One of the significant advantages of being recognized as a market economy lies in the field of trade remedy, particularly in imports and exports. When countries acknowledge Vietnam as a market economy and conduct trade remedy investigations on products originating from Vietnam, the calculation of dumping margins enjoys certain benefits.
Some major economies that have recognized Vietnam as a market economy include Canada, Australia, Japan, South Korea, and most recently, the United Kingdom. However, the United States, despite being an important trading partner of Vietnam, does not recognize Vietnam as a market economy. Since the first anti-dumping investigation initiated against Vietnam in 2002, the United States has considered Vietnam a non-market economy.
Recently, during the visit of the Prime Minister of Vietnam to the United States, a proposal was made to the U.S. to recognize Vietnam as a market economy based on trade volume, historical cooperation, and the recent upgrade of their relationship to a comprehensive strategic partnership.
The European Union (EU) also maintains its view of Vietnam as a non-market economy based on stringent criteria established by its member states.
Defining a Market Economy
A non-market economy refers to economies where the government holds a monopoly or near-monopoly over trade, and state intervention sets domestic prices. As a result, domestic and export prices of goods do not reflect objective market conditions but are influenced by government interference.
This can impact the operations of countries to which these goods are exported. The most significant manifestation of this disadvantage occurs when products are subjected to anti-dumping investigations, affecting the pricing of imported goods and the interests of domestic producers.
When classified as a non-market economy, the usual principles for calculating the value of goods may not be applied in trade remedy investigations. The investigating country may use a third country with similar exported products and economic conditions to calculate the normal value of the goods instead of relying on data provided by the investigated enterprises.
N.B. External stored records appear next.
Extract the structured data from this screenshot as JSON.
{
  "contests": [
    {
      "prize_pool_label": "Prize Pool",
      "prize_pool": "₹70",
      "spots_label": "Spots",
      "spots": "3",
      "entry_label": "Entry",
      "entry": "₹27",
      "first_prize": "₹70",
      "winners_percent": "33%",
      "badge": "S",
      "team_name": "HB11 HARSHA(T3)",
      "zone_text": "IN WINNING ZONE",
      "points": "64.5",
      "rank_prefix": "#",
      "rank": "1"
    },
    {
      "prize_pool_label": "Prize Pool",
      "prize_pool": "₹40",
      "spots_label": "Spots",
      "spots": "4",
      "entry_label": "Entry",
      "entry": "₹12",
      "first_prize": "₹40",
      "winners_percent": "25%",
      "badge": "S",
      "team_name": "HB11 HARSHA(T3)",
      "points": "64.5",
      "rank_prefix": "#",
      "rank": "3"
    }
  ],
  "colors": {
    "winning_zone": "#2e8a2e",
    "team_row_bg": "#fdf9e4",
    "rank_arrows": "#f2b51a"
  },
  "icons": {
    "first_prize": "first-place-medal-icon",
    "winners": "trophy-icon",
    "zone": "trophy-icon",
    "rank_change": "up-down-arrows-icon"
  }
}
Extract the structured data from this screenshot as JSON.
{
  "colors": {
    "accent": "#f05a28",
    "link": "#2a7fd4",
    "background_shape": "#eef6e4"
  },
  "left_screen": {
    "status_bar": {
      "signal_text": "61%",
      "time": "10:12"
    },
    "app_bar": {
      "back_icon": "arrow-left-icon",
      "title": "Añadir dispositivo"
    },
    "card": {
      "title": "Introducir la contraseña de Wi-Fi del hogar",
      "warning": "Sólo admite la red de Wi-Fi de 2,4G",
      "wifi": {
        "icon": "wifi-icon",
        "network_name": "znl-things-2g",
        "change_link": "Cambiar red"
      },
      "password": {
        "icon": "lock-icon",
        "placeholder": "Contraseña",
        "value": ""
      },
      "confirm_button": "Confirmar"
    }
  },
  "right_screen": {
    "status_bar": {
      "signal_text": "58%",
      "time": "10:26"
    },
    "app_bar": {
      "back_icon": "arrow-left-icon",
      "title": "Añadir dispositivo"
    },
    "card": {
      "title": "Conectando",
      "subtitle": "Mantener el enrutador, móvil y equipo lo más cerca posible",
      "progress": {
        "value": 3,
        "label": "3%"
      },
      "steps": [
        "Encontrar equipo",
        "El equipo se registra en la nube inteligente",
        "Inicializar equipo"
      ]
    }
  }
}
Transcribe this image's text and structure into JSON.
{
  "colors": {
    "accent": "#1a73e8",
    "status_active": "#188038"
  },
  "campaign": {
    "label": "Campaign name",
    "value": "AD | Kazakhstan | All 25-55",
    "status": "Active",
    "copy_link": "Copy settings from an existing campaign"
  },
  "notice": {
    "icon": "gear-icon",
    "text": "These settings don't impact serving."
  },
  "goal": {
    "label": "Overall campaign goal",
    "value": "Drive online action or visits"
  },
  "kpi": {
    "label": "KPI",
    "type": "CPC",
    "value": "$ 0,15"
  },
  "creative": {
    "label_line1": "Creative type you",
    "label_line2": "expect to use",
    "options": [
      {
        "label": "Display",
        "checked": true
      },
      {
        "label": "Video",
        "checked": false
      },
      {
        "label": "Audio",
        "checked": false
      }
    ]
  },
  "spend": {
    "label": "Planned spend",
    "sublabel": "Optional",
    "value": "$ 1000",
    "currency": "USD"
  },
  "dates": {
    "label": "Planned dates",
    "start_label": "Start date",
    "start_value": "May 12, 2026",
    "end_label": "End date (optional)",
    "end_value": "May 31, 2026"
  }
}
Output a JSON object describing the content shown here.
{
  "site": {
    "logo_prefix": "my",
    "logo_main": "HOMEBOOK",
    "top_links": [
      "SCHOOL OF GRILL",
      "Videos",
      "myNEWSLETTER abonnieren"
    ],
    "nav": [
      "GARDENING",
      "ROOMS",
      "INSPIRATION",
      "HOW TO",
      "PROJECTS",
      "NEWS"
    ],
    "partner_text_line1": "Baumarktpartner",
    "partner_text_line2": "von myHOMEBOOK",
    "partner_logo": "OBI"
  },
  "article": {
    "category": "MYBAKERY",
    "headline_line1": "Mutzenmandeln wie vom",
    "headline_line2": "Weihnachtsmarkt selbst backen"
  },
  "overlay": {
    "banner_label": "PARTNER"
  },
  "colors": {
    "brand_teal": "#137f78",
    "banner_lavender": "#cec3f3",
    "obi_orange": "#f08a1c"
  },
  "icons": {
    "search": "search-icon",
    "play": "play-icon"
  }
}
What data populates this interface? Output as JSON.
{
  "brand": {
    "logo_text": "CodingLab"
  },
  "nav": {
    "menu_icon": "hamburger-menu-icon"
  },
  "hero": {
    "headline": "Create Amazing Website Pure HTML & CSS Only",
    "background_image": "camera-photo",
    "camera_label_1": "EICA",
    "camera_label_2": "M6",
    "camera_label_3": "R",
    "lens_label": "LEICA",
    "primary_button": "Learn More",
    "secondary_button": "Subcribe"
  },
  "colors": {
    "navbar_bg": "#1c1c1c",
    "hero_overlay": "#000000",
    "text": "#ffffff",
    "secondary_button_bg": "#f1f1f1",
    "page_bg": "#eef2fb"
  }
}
This method often puts producers and exporters from non-market economies at a disadvantage.
In the future, if Vietnam is recognized as a market economy by important trading partners such as the United States, Vietnamese businesses will receive substantial support in trade remedy investigations, including countervailing duty investigations, anti-dumping investigations, and efforts to combat circumvention of trade remedy measures.
According to regulations, the U.S. Department of Commerce will decide whether to initiate a review of a country’s status as a market economy within 45 days and provide a conclusion within 270 days of receiving a valid request.